In full and without alteration, print the entries.

== Segment start ==

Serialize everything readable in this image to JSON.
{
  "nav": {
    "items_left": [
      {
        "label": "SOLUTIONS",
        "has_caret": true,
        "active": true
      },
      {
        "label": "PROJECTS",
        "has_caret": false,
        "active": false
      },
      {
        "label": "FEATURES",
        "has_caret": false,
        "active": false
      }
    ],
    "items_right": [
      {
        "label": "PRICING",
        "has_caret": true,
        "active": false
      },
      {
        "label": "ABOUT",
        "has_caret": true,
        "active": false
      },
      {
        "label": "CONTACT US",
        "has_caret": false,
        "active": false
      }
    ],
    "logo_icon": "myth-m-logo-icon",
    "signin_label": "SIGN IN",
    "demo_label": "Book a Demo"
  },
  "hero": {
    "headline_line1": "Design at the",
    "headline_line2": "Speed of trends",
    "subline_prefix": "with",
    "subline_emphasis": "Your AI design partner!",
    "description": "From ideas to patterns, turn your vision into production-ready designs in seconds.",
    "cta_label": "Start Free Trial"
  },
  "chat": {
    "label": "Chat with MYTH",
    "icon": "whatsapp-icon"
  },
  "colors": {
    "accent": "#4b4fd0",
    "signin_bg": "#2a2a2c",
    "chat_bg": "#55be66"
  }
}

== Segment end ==

[Output of the task]
Serialize everything readable in this image to JSON.
{
  "nav": {
    "items_left": [
      {
        "label": "SOLUTIONS",
        "has_caret": true,
        "active": true
      },
      {
        "label": "PROJECTS",
        "has_caret": false,
        "active": false
      },
      {
        "label": "FEATURES",
        "has_caret": false,
        "active": false
      }
    ],
    "items_right": [
      {
        "label": "PRICING",
        "has_caret": true,
        "active": false
      },
      {
        "label": "ABOUT",
        "has_caret": true,
        "active": false
      },
      {
        "label": "CONTACT US",
        "has_caret": false,
        "active": false
      }
    ],
    "logo_icon": "myth-m-logo-icon",
    "signin_label": "SIGN IN",
    "demo_label": "Book a Demo"
  },
  "hero": {
    "headline_line1": "Design at the",
    "headline_line2": "Speed of trends",
    "subline_prefix": "with",
    "subline_emphasis": "Your AI design partner!",
    "description": "From ideas to patterns, turn your vision into production-ready designs in seconds.",
    "cta_label": "Start Free Trial"
  },
  "chat": {
    "label": "Chat with MYTH",
    "icon": "whatsapp-icon"
  },
  "colors": {
    "accent": "#4b4fd0",
    "signin_bg": "#2a2a2c",
    "chat_bg": "#55be66"
  }
}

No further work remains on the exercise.